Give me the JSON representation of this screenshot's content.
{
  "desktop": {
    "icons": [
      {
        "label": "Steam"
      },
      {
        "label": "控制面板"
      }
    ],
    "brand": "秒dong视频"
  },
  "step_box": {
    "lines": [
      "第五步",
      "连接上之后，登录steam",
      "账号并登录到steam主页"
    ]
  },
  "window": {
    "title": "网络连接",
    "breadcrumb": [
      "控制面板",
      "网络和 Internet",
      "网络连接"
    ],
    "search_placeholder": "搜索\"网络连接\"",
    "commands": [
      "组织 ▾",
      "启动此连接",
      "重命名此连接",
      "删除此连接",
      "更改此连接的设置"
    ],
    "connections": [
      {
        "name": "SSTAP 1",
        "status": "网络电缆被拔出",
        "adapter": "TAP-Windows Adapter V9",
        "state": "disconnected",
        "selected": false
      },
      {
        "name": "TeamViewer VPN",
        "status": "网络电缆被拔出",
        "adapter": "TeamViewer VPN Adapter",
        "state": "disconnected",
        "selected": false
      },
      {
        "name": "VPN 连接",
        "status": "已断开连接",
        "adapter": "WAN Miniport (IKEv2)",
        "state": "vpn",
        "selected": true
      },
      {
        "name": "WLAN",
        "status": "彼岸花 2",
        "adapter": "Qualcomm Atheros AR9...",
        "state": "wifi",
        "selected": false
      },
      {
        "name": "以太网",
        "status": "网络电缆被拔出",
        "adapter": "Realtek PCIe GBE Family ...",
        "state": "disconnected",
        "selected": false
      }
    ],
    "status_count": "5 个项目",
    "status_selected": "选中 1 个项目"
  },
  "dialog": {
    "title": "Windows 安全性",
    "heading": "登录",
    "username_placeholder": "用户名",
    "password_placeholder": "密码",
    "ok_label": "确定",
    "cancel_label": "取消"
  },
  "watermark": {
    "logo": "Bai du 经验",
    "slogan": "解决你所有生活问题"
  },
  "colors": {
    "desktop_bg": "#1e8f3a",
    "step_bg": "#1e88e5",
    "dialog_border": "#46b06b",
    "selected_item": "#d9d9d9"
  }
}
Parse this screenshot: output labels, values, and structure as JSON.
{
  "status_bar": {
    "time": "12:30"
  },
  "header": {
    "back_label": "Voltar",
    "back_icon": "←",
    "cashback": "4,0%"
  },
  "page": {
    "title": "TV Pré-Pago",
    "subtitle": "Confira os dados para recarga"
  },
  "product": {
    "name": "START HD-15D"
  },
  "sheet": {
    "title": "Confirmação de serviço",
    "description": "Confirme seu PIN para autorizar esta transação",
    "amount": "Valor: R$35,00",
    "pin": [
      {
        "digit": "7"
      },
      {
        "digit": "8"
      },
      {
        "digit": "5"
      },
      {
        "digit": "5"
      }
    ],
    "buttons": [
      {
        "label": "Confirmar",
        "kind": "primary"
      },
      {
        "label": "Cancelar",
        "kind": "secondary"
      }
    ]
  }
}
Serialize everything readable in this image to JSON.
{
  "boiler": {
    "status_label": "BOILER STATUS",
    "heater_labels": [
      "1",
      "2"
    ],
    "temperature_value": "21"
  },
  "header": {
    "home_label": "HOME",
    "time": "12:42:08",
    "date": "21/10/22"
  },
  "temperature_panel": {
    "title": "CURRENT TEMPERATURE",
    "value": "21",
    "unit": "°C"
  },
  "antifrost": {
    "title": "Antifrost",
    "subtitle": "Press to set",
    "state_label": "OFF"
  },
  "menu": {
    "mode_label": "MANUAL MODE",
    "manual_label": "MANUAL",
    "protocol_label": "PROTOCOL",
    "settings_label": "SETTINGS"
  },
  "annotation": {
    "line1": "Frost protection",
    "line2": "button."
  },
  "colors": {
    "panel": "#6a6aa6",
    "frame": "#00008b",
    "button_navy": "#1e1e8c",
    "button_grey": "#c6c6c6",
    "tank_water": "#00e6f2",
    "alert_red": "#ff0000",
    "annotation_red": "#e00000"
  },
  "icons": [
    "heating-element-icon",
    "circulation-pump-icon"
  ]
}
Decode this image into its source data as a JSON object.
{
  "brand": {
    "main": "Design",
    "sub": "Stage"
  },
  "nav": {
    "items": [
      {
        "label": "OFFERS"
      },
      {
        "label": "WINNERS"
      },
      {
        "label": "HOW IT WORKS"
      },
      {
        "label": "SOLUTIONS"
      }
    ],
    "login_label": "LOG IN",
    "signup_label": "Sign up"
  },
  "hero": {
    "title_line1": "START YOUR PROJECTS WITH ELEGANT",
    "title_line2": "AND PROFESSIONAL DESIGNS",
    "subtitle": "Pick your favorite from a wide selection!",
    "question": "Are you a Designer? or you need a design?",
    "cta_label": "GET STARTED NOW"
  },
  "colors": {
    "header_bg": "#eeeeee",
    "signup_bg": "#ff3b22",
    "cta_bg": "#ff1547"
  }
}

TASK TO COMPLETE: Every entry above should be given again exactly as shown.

FINISHED TASK:
Give me the JSON representation of this screenshot's content.
{
  "desktop": {
    "icons": [
      {
        "label": "Steam"
      },
      {
        "label": "控制面板"
      }
    ],
    "brand": "秒dong视频"
  },
  "step_box": {
    "lines": [
      "第五步",
      "连接上之后，登录steam",
      "账号并登录到steam主页"
    ]
  },
  "window": {
    "title": "网络连接",
    "breadcrumb": [
      "控制面板",
      "网络和 Internet",
      "网络连接"
    ],
    "search_placeholder": "搜索\"网络连接\"",
    "commands": [
      "组织 ▾",
      "启动此连接",
      "重命名此连接",
      "删除此连接",
      "更改此连接的设置"
    ],
    "connections": [
      {
        "name": "SSTAP 1",
        "status": "网络电缆被拔出",
        "adapter": "TAP-Windows Adapter V9",
        "state": "disconnected",
        "selected": false
      },
      {
        "name": "TeamViewer VPN",
        "status": "网络电缆被拔出",
        "adapter": "TeamViewer VPN Adapter",
        "state": "disconnected",
        "selected": false
      },
      {
        "name": "VPN 连接",
        "status": "已断开连接",
        "adapter": "WAN Miniport (IKEv2)",
        "state": "vpn",
        "selected": true
      },
      {
        "name": "WLAN",
        "status": "彼岸花 2",
        "adapter": "Qualcomm Atheros AR9...",
        "state": "wifi",
        "selected": false
      },
      {
        "name": "以太网",
        "status": "网络电缆被拔出",
        "adapter": "Realtek PCIe GBE Family ...",
        "state": "disconnected",
        "selected": false
      }
    ],
    "status_count": "5 个项目",
    "status_selected": "选中 1 个项目"
  },
  "dialog": {
    "title": "Windows 安全性",
    "heading": "登录",
    "username_placeholder": "用户名",
    "password_placeholder": "密码",
    "ok_label": "确定",
    "cancel_label": "取消"
  },
  "watermark": {
    "logo": "Bai du 经验",
    "slogan": "解决你所有生活问题"
  },
  "colors": {
    "desktop_bg": "#1e8f3a",
    "step_bg": "#1e88e5",
    "dialog_border": "#46b06b",
    "selected_item": "#d9d9d9"
  }
}
Parse this screenshot: output labels, values, and structure as JSON.
{
  "status_bar": {
    "time": "12:30"
  },
  "header": {
    "back_label": "Voltar",
    "back_icon": "←",
    "cashback": "4,0%"
  },
  "page": {
    "title": "TV Pré-Pago",
    "subtitle": "Confira os dados para recarga"
  },
  "product": {
    "name": "START HD-15D"
  },
  "sheet": {
    "title": "Confirmação de serviço",
    "description": "Confirme seu PIN para autorizar esta transação",
    "amount": "Valor: R$35,00",
    "pin": [
      {
        "digit": "7"
      },
      {
        "digit": "8"
      },
      {
        "digit": "5"
      },
      {
        "digit": "5"
      }
    ],
    "buttons": [
      {
        "label": "Confirmar",
        "kind": "primary"
      },
      {
        "label": "Cancelar",
        "kind": "secondary"
      }
    ]
  }
}
Serialize everything readable in this image to JSON.
{
  "boiler": {
    "status_label": "BOILER STATUS",
    "heater_labels": [
      "1",
      "2"
    ],
    "temperature_value": "21"
  },
  "header": {
    "home_label": "HOME",
    "time": "12:42:08",
    "date": "21/10/22"
  },
  "temperature_panel": {
    "title": "CURRENT TEMPERATURE",
    "value": "21",
    "unit": "°C"
  },
  "antifrost": {
    "title": "Antifrost",
    "subtitle": "Press to set",
    "state_label": "OFF"
  },
  "menu": {
    "mode_label": "MANUAL MODE",
    "manual_label": "MANUAL",
    "protocol_label": "PROTOCOL",
    "settings_label": "SETTINGS"
  },
  "annotation": {
    "line1": "Frost protection",
    "line2": "button."
  },
  "colors": {
    "panel": "#6a6aa6",
    "frame": "#00008b",
    "button_navy": "#1e1e8c",
    "button_grey": "#c6c6c6",
    "tank_water": "#00e6f2",
    "alert_red": "#ff0000",
    "annotation_red": "#e00000"
  },
  "icons": [
    "heating-element-icon",
    "circulation-pump-icon"
  ]
}
Decode this image into its source data as a JSON object.
{
  "brand": {
    "main": "Design",
    "sub": "Stage"
  },
  "nav": {
    "items": [
      {
        "label": "OFFERS"
      },
      {
        "label": "WINNERS"
      },
      {
        "label": "HOW IT WORKS"
      },
      {
        "label": "SOLUTIONS"
      }
    ],
    "login_label": "LOG IN",
    "signup_label": "Sign up"
  },
  "hero": {
    "title_line1": "START YOUR PROJECTS WITH ELEGANT",
    "title_line2": "AND PROFESSIONAL DESIGNS",
    "subtitle": "Pick your favorite from a wide selection!",
    "question": "Are you a Designer? or you need a design?",
    "cta_label": "GET STARTED NOW"
  },
  "colors": {
    "header_bg": "#eeeeee",
    "signup_bg": "#ff3b22",
    "cta_bg": "#ff1547"
  }
}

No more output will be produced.